The Zoo is open! Entry passes are required for all guests, including infants, and visitors must follow safety measures.

Share this page:

Jared Stabach, Ph.D.

B.S., Providence College; M.S., Rhode Island; Ph.D., Colorado State

Jared Stabach is an ecologist at the Smithsonian Conservation Biology Institute’s Conservation Ecology Center and the program coordinator for the Smithsonian’s Movement of Life Initiative. His research focuses on the factors that affect the abundance, distribution,and movement patterns of large terrestrial mammals, incorporating emerging technologies, such as unmanned aerial systems, GPS tracking collars and high resolution imagery, to better understand and monitor changes occurring across the planet. 

Since joining the CEC as a postdoctoral research fellow in 2015, he has worked on large collaborative teams to reintroduce scimitar-horned oryx, evaluated the factors influencing the occurrence of critically endangered addax, and co-authored scientific research focused on developing solutions to conservation challenges.

Stabach is currently developing a scientific collaboration with the Giraffe Conservation Foundation to provide an increased understanding of the factors leading to the rapid decline of giraffe populations across Africa, and continues to focus on the migration of white-bearded wildebeest, one of earth’s greatest natural phenomena.
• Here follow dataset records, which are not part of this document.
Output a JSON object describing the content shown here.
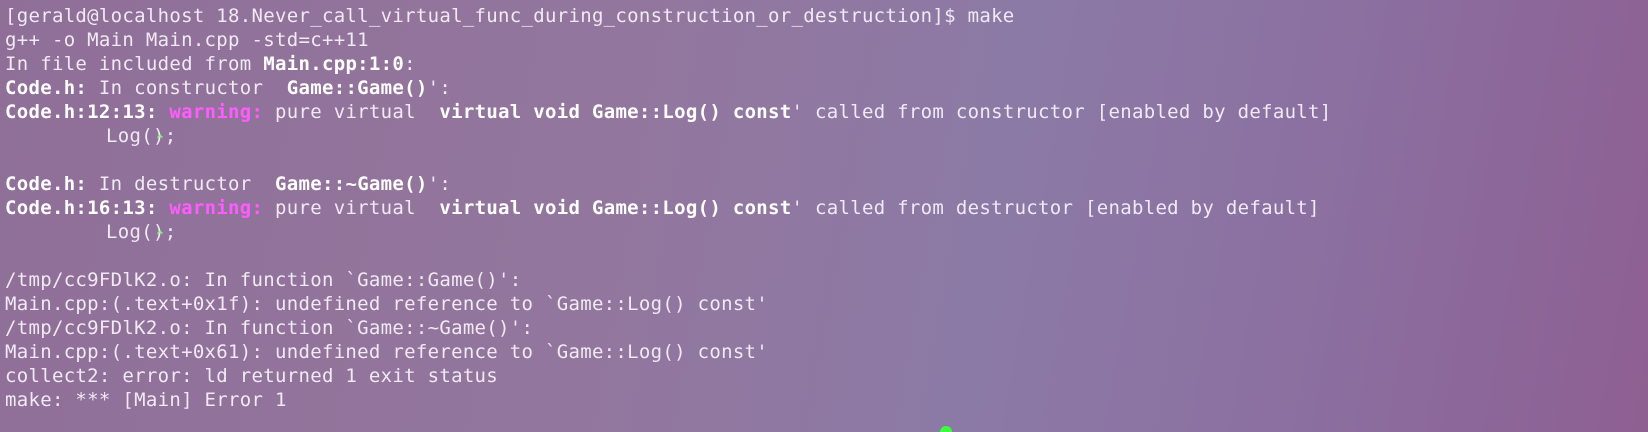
{
  "terminal": {
    "lines": [
      {
        "text": "[gerald@localhost 18.Never_call_virtual_func_during_construction_or_destruction]$ make"
      },
      {
        "text": "g++ -o Main Main.cpp -std=c++11"
      },
      {
        "prefix": "In file included from ",
        "bold": "Main.cpp:1:0",
        "suffix": ":"
      },
      {
        "bold": "Code.h:",
        "mid": " In constructor  ",
        "bold2": "Game::Game()",
        "suffix": "':"
      },
      {
        "bold": "Code.h:12:13:",
        "warn": " warning:",
        "mid": " pure virtual  ",
        "bold2": "virtual void Game::Log() const",
        "suffix": "' called from constructor [enabled by default]"
      },
      {
        "text": "Log();"
      },
      {
        "text": ""
      },
      {
        "bold": "Code.h:",
        "mid": " In destructor  ",
        "bold2": "Game::~Game()",
        "suffix": "':"
      },
      {
        "bold": "Code.h:16:13:",
        "warn": " warning:",
        "mid": " pure virtual  ",
        "bold2": "virtual void Game::Log() const",
        "suffix": "' called from destructor [enabled by default]"
      },
      {
        "text": "Log();"
      },
      {
        "text": ""
      },
      {
        "text": "/tmp/cc9FDlK2.o: In function `Game::Game()':"
      },
      {
        "text": "Main.cpp:(.text+0x1f): undefined reference to `Game::Log() const'"
      },
      {
        "text": "/tmp/cc9FDlK2.o: In function `Game::~Game()':"
      },
      {
        "text": "Main.cpp:(.text+0x61): undefined reference to `Game::Log() const'"
      },
      {
        "text": "collect2: error: ld returned 1 exit status"
      },
      {
        "text": "make: *** [Main] Error 1"
      }
    ]
  },
  "colors": {
    "warning": "#ff5cff",
    "caret": "#7dff7d",
    "cursor": "#3cff3c",
    "text": "#f1eaf4",
    "background": "#93769d"
  }
}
He serves as a scientific advisor on the International Union for Conservation of Nature’s Antelope Specialist Group, as well as the Sahara-Sahel Interest Group, and is a current member of the Smithsonian Animal Care and Use Research Subcommittee.
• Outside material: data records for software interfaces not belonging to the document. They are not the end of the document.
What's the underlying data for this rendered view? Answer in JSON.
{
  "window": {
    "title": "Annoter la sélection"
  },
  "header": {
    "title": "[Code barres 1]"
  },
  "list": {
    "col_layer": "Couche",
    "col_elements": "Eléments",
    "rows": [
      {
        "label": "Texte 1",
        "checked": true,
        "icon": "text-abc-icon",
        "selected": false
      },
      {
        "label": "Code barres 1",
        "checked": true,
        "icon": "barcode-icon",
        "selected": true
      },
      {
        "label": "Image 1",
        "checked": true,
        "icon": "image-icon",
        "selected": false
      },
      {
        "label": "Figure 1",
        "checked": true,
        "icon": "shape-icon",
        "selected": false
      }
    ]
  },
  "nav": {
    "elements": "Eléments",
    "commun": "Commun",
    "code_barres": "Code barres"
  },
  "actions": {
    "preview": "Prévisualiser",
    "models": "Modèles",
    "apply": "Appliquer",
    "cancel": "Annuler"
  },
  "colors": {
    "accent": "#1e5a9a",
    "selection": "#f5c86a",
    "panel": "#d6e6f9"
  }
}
Recent Publications: 
Crego, Ramiro D., Wells, Harry B. M., Ndung'u, Kimani S., Evans, Lauren, Njeri Nduguta, Redempta, Chege, Muthiuru A., Brown, Michael B., Ogutu, Joseph O., Ojwang, Gordon O., Fennessy, Julian, O'Connor, David, Stacy-Dawes, Jenna, Rubenstein, Daniel I., Martins, Dino J., Leimgruber, Peter and Stabach, Jared A. 2021. Moving through the mosaic: identifying critical linkage zones for large herbivores across a multiple-use African landscape. Landscape Ecology. https://doi.org/10.1007/s10980-021-01232-8
Kauffman, Matthew J., Cagnacci, Francesca, Chamaille-Jammes, Simon, Hebblewhite, Mark, Hopcraft, J. Grant C., Merkle, Jerod A., Mueller, Thomas, Mysterud, Atle, Peters, Wibke, Roettger, Christiane, Steingisser, Alethea, Meacham, James E., Abera, Kasahun, Adamczewski, Jan, Aikens, Ellen O., Bartlam-Brooks, Hattie, Bennitt, Emily, Berger, Joel, Boyd, Charlotte, Cote, Steeve D., Debeffe, Lucie, Dekrout, Andrea S., Dejid, Nandintsetseg, Donadio, Emiliano, Dziba, Luthando, et al. 2021. Mapping out a future for ungulate migrations. Science, 566. https://doi.org/10.1126/science.abf0998
Moraes, Rosana N., Laske, Timothy G., Leimgruber, Peter, Stabach, Jared A., Marinari, Paul E., Horning, Megan M., Laske, Noelle R., Rodriguez, Juan V., Eye, Ginger N., Kordell, Jessica E., Gonzalez, Marissa, Eyring, Tom, Lemons, Christopher, Helmick, Kelly E., Delaski, Kristina M., Ware, Lisa H., Jones, Julia C. and Songsasen, Nucharin. 2021. Inside out: heart rate monitoring to advance the welfare and conservation of maned wolves ( Chrysocyon brachyurus ). Conservation Physiology. https://doi.org/10.1093/conphys/coab044